On March 14, 2023, Instagram announced that it would be ending its work on digital collectibles (NFTs). In a Twitter thread, Stephane Kasriel, Commerce and FinTech Lead at Meta, announced that features supporting NFTs would be disabled across the platform.
“We’re looking closely at what we prioritize to increase our focus. We’re winding down digital collectibles (NFTs) for now to focus on other ways to support creators, people, and businesses,” he wrote. Kasriel didn’t offer any reasoning or justification for the decision, but said that creating financial opportunities for creators “remains a top priority.”
Representatives from Meta told nft now that the company didn’t have any more information to share about the reasoning beyond what Kasriel offered in his tweets. The company also didn’t release any information about precisely when the features would be disabled, but representatives told nft now that dates should be decided in the coming weeks.
Ultimately, the news came as a shock to many creators on the platform, especially as the company only rolled out the features in recent months.
Instagram’s NFT timeline
Instagram first started testing its NFT features with select creators in May of 2022. However, most users only got their first real taste of the platform’s NFT integrations in August of the same year, when the company enabled the features for users in 100 countries all over the world.
However, at the time, the features only allowed users to display NFTs they created or collected. The platforms’ core NFT functionalities had yet to be added — namely, the ability for users to mint, buy, and sell NFTs with one another.

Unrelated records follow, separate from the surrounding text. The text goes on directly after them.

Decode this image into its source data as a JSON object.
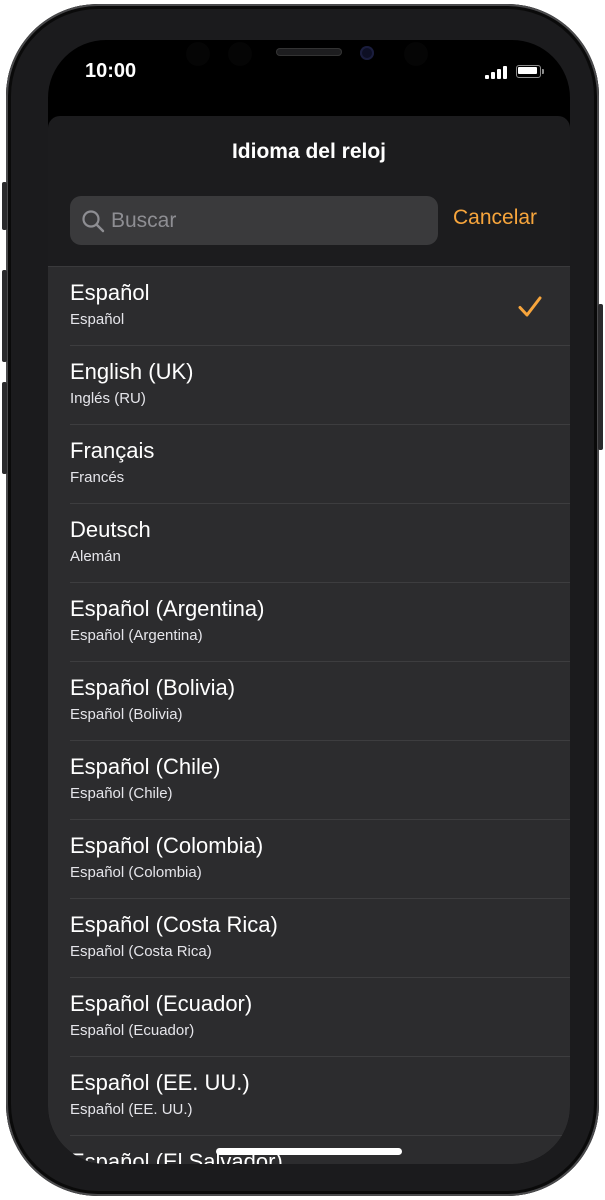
{
  "status_bar": {
    "time": "10:00"
  },
  "sheet": {
    "title": "Idioma del reloj",
    "search": {
      "placeholder": "Buscar",
      "value": ""
    },
    "cancel_label": "Cancelar"
  },
  "colors": {
    "accent": "#f7a53c",
    "sheet_background": "#1c1c1e",
    "list_background": "#2c2c2e"
  },
  "selected_language": "Español",
  "languages": [
    {
      "name": "Español",
      "native": "Español"
    },
    {
      "name": "English (UK)",
      "native": "Inglés (RU)"
    },
    {
      "name": "Français",
      "native": "Francés"
    },
    {
      "name": "Deutsch",
      "native": "Alemán"
    },
    {
      "name": "Español (Argentina)",
      "native": "Español (Argentina)"
    },
    {
      "name": "Español (Bolivia)",
      "native": "Español (Bolivia)"
    },
    {
      "name": "Español (Chile)",
      "native": "Español (Chile)"
    },
    {
      "name": "Español (Colombia)",
      "native": "Español (Colombia)"
    },
    {
      "name": "Español (Costa Rica)",
      "native": "Español (Costa Rica)"
    },
    {
      "name": "Español (Ecuador)",
      "native": "Español (Ecuador)"
    },
    {
      "name": "Español (EE. UU.)",
      "native": "Español (EE. UU.)"
    },
    {
      "name": "Español (El Salvador)",
      "native": ""
    }
  ]
}
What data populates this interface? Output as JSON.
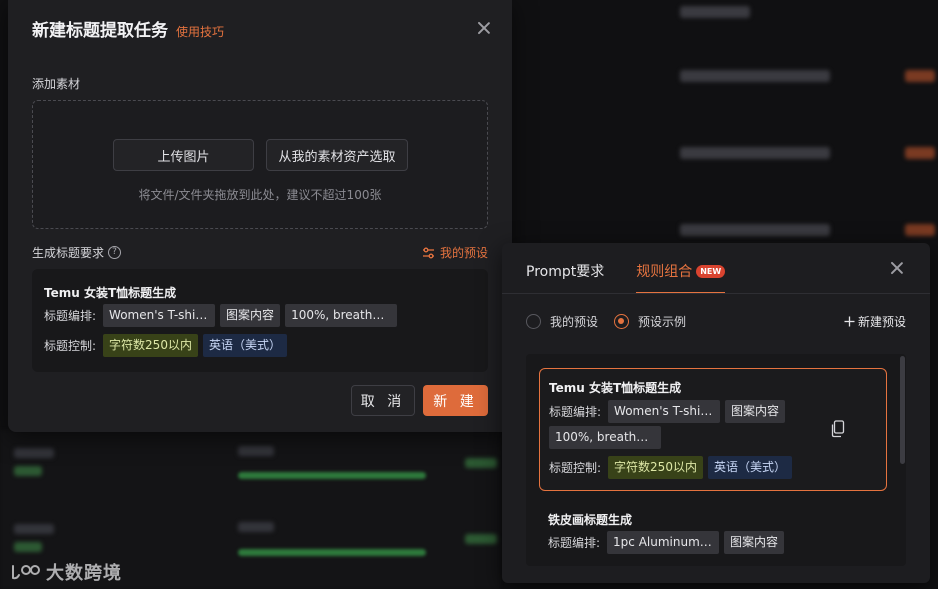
{
  "modal": {
    "title": "新建标题提取任务",
    "tips_link": "使用技巧",
    "add_material_label": "添加素材",
    "upload_button": "上传图片",
    "pick_assets_button": "从我的素材资产选取",
    "drop_hint": "将文件/文件夹拖放到此处，建议不超过100张",
    "requirements_label": "生成标题要求",
    "my_presets_link": "我的预设",
    "card": {
      "title": "Temu 女装T恤标题生成",
      "layout_label": "标题编排:",
      "layout_tags": [
        "Women's T-shir...",
        "图案内容",
        "100%, breatha..."
      ],
      "control_label": "标题控制:",
      "control_tags": [
        "字符数250以内",
        "英语（美式）"
      ]
    },
    "cancel_button": "取 消",
    "create_button": "新 建"
  },
  "panel": {
    "tabs": [
      {
        "label": "Prompt要求",
        "active": false
      },
      {
        "label": "规则组合",
        "active": true,
        "badge": "NEW"
      }
    ],
    "radio_my_presets": "我的预设",
    "radio_examples": "预设示例",
    "selected_radio": "预设示例",
    "new_preset_button": "新建预设",
    "preset_cards": [
      {
        "title": "Temu 女装T恤标题生成",
        "layout_label": "标题编排:",
        "layout_tags": [
          "Women's T-shir...",
          "图案内容",
          "100%, breatha..."
        ],
        "control_label": "标题控制:",
        "control_tags": [
          "字符数250以内",
          "英语（美式）"
        ],
        "selected": true
      },
      {
        "title": "铁皮画标题生成",
        "layout_label": "标题编排:",
        "layout_tags": [
          "1pc Aluminum ...",
          "图案内容"
        ]
      }
    ]
  },
  "watermark": {
    "text": "大数跨境"
  },
  "colors": {
    "accent": "#e5733f",
    "primary_button": "#de6b3b",
    "badge": "#d9432f",
    "tag_green": "#384218",
    "tag_blue": "#1d2a44",
    "tag_gray": "#35353a"
  },
  "icons": {
    "close": "close-icon",
    "help": "help-circle-icon",
    "presets": "sliders-icon",
    "copy": "copy-icon",
    "plus": "plus-icon",
    "logo": "brand-logo-icon"
  }
}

It wasn’t until November of 2022 that things changed. Just ahead of the new year, Instagram allowed a handful of creators to start selling NFTs on the platform. The artists who were selected were hopeful, believing that the move would lead to a new and more equitable creator economy.

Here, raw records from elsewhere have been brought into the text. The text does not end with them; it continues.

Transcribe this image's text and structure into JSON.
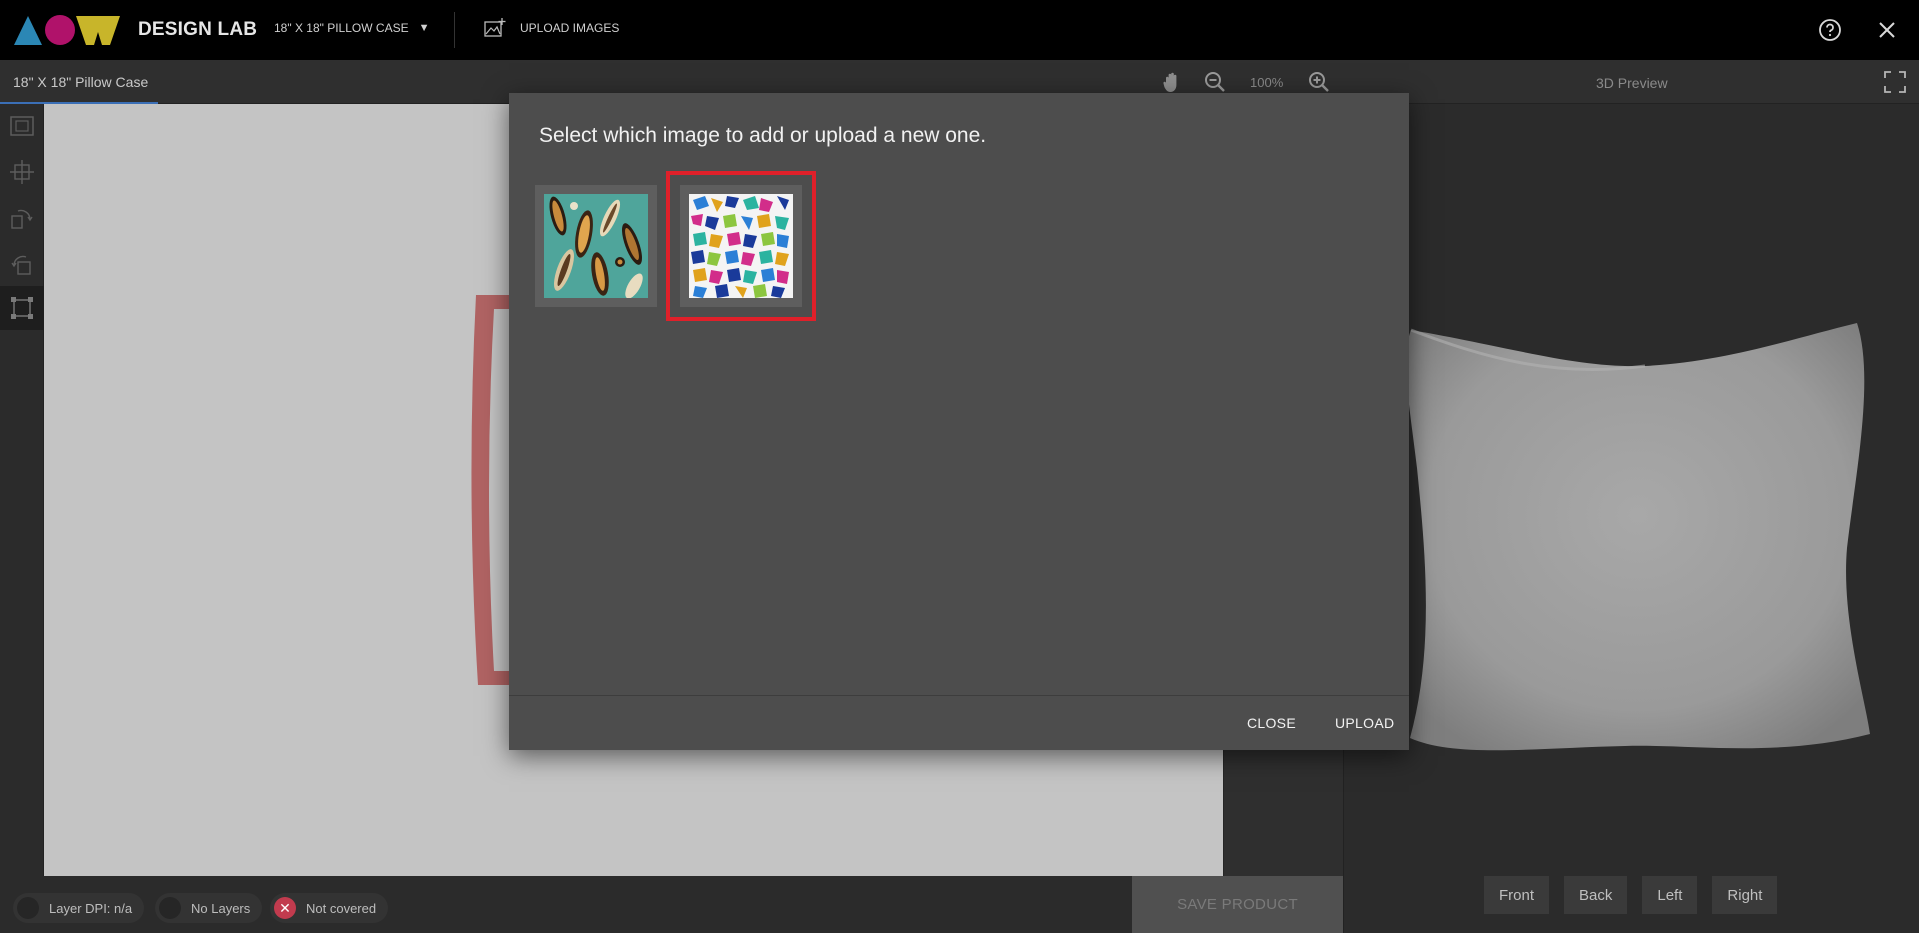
{
  "header": {
    "app_title": "DESIGN LAB",
    "product_select": "18\" X 18\" PILLOW CASE",
    "upload_images": "UPLOAD IMAGES",
    "logo_colors": [
      "#2b87b5",
      "#b0126a",
      "#c8b52a"
    ]
  },
  "subbar": {
    "doc_tab": "18\" X 18\" Pillow Case",
    "zoom_level": "100%",
    "preview_title": "3D Preview"
  },
  "modal": {
    "title": "Select which image to add or upload a new one.",
    "images": [
      {
        "name": "feathers-pattern",
        "selected": false
      },
      {
        "name": "gems-pattern",
        "selected": true
      }
    ],
    "close_label": "CLOSE",
    "upload_label": "UPLOAD",
    "selection_color": "#e0202a"
  },
  "status": {
    "layer_dpi": "Layer DPI: n/a",
    "layers": "No Layers",
    "coverage": "Not covered"
  },
  "actions": {
    "save_product": "SAVE PRODUCT"
  },
  "preview": {
    "views": [
      "Front",
      "Back",
      "Left",
      "Right"
    ]
  }
}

“The NFT community would be wise to understand how intertwined we are with social media, […] I think with our powers combined, we can create a more sustainable system for creatives who work in interconnected online communities,” Dave Krugman, one of the creators selected to test Instagram’s NFT marketplace features, told nft now at the time.
That was only four months ago.
When nft now asked what comes after NFTs and how Instagram plans on supporting creators in the future, representatives said that they didn’t have any product updates to share. Instead, they pointed to their existing monetization offerings as examples of where they are investing in creators, which includes enabling creators to earn from Meta directly, via direct support from fans, and with brand partnerships.
When pressed, the representative added that Instagram is looking to bring ads to reels on Instagram later this year and pointed to other ongoing projects. Specifically, they noted that eligible U.S. creators on Facebook and Instagram can receive gifts on Reels from fans who purchase them directly using Stars. They also noted that they scaled subscriptions on Instagram to all creators in the U.S.
Of course, these product offerings do little to assist creators who aren’t based in the U.S. or who are in the U.S. but aren’t eligible for the programs.
The Web3 community responds
When the news broke, Krugman was one of the first creators to respond. “Such a short-sighted move. [The] inclusion of digital collectibles has so much potential to help creators engage their communities and counterbalance the pitfalls of attention-based advertising economies. You guys quit before you even started. A real shame and undoing a lot of really smart work by great people there,” he wrote.
Meanwhile, Connie Ansaldi, CEO and Founder of Carnaval Art, a blockchain-powered loyalty service for companies, claimed that the company was lacking foresight and allowing their fear to guide them. “You’re not thinking in the long run. What if you would have said goodbye to the internet when the bubble exploded back in the 2000s? There would be no Google. Or Meta whatsoever,” she said.
Other well-known artists, such as Nyan Cat creator Chris Torres, mocked the company for its ill-conceived and poorly thought-out plan.
But despite the surprise and anger from creators, sudden moves like this aren’t entirely unprecedented at Meta — especially in recent months. Reality Labs, the division of Meta that works on AR and VR products, lost more than $13 billion in 2022 alone, and the company has been cutting costs in recent months. In November of 2022, the same month it rolled out its core NFT features, Meta laid off some 11,000 employees. The event was the largest cut in the company’s history.
Instagram and Meta have yet to offer a detailed breakdown of their decision to discontinue their NFT features, and it is unclear whether or not their financial losses were a part of the consideration. That said, it seems like Meta’s plans to take over the metaverse may not be off to a terribly great start.
This is a breaking story and was updated.